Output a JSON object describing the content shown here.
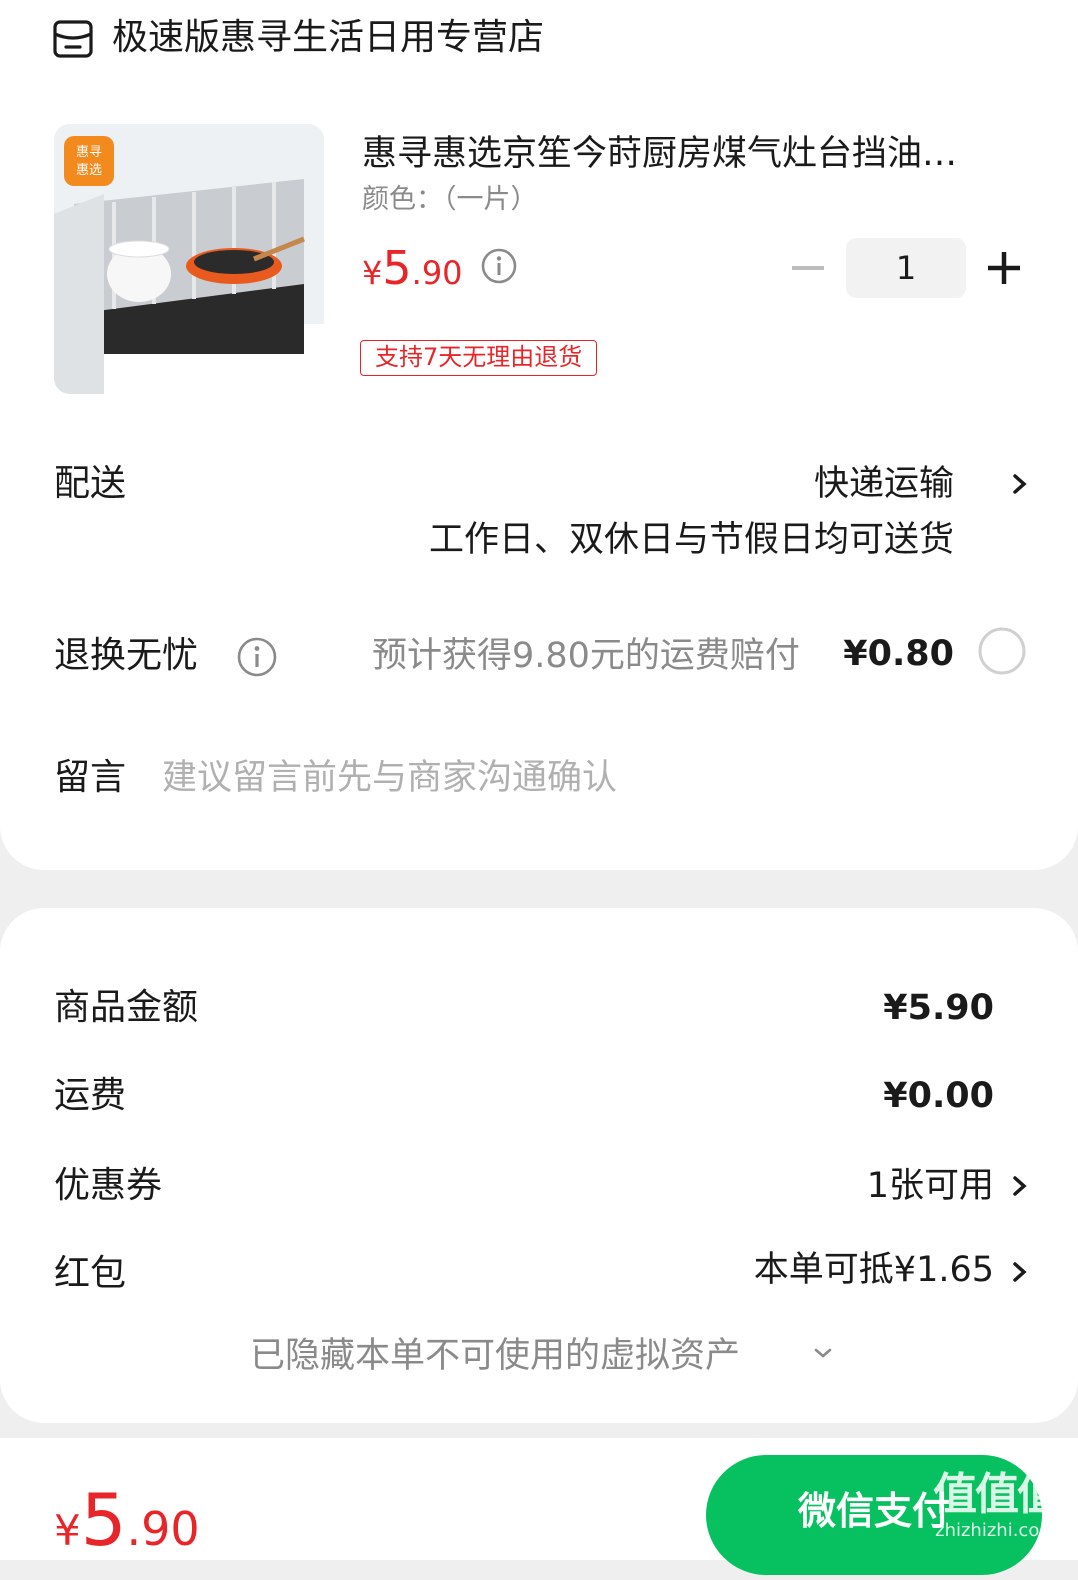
{
  "store": {
    "name": "极速版惠寻生活日用专营店",
    "icon": "store-icon"
  },
  "product": {
    "thumb_badge": "惠寻\n惠选",
    "title": "惠寻惠选京笙今莳厨房煤气灶台挡油…",
    "spec": "颜色：（一片）",
    "price_symbol": "¥",
    "price_int": "5",
    "price_dec": ".90",
    "quantity": "1",
    "return_tag": "支持7天无理由退货"
  },
  "delivery": {
    "label": "配送",
    "method": "快递运输",
    "note": "工作日、双休日与节假日均可送货"
  },
  "return_insurance": {
    "label": "退换无忧",
    "desc": "预计获得9.80元的运费赔付",
    "price": "¥0.80"
  },
  "message": {
    "label": "留言",
    "placeholder": "建议留言前先与商家沟通确认"
  },
  "summary": {
    "goods_label": "商品金额",
    "goods_value": "¥5.90",
    "shipping_label": "运费",
    "shipping_value": "¥0.00",
    "coupon_label": "优惠券",
    "coupon_value": "1张可用",
    "redpacket_label": "红包",
    "redpacket_value": "本单可抵¥1.65",
    "hidden_assets": "已隐藏本单不可使用的虚拟资产"
  },
  "footer": {
    "total_symbol": "¥",
    "total_int": "5",
    "total_dec": ".90",
    "pay_button": "微信支付"
  },
  "watermark": {
    "big": "值值值",
    "small": "zhizhizhi.com"
  },
  "colors": {
    "accent_red": "#e8262a",
    "wechat_green": "#07c160",
    "page_bg": "#efefef"
  }
}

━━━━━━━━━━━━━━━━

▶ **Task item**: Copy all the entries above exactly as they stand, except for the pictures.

▶ **Written solution**:
Output a JSON object describing the content shown here.
{
  "store": {
    "name": "极速版惠寻生活日用专营店",
    "icon": "store-icon"
  },
  "product": {
    "thumb_badge": "惠寻\n惠选",
    "title": "惠寻惠选京笙今莳厨房煤气灶台挡油…",
    "spec": "颜色：（一片）",
    "price_symbol": "¥",
    "price_int": "5",
    "price_dec": ".90",
    "quantity": "1",
    "return_tag": "支持7天无理由退货"
  },
  "delivery": {
    "label": "配送",
    "method": "快递运输",
    "note": "工作日、双休日与节假日均可送货"
  },
  "return_insurance": {
    "label": "退换无忧",
    "desc": "预计获得9.80元的运费赔付",
    "price": "¥0.80"
  },
  "message": {
    "label": "留言",
    "placeholder": "建议留言前先与商家沟通确认"
  },
  "summary": {
    "goods_label": "商品金额",
    "goods_value": "¥5.90",
    "shipping_label": "运费",
    "shipping_value": "¥0.00",
    "coupon_label": "优惠券",
    "coupon_value": "1张可用",
    "redpacket_label": "红包",
    "redpacket_value": "本单可抵¥1.65",
    "hidden_assets": "已隐藏本单不可使用的虚拟资产"
  },
  "footer": {
    "total_symbol": "¥",
    "total_int": "5",
    "total_dec": ".90",
    "pay_button": "微信支付"
  },
  "watermark": {
    "big": "值值值",
    "small": "zhizhizhi.com"
  },
  "colors": {
    "accent_red": "#e8262a",
    "wechat_green": "#07c160",
    "page_bg": "#efefef"
  }
}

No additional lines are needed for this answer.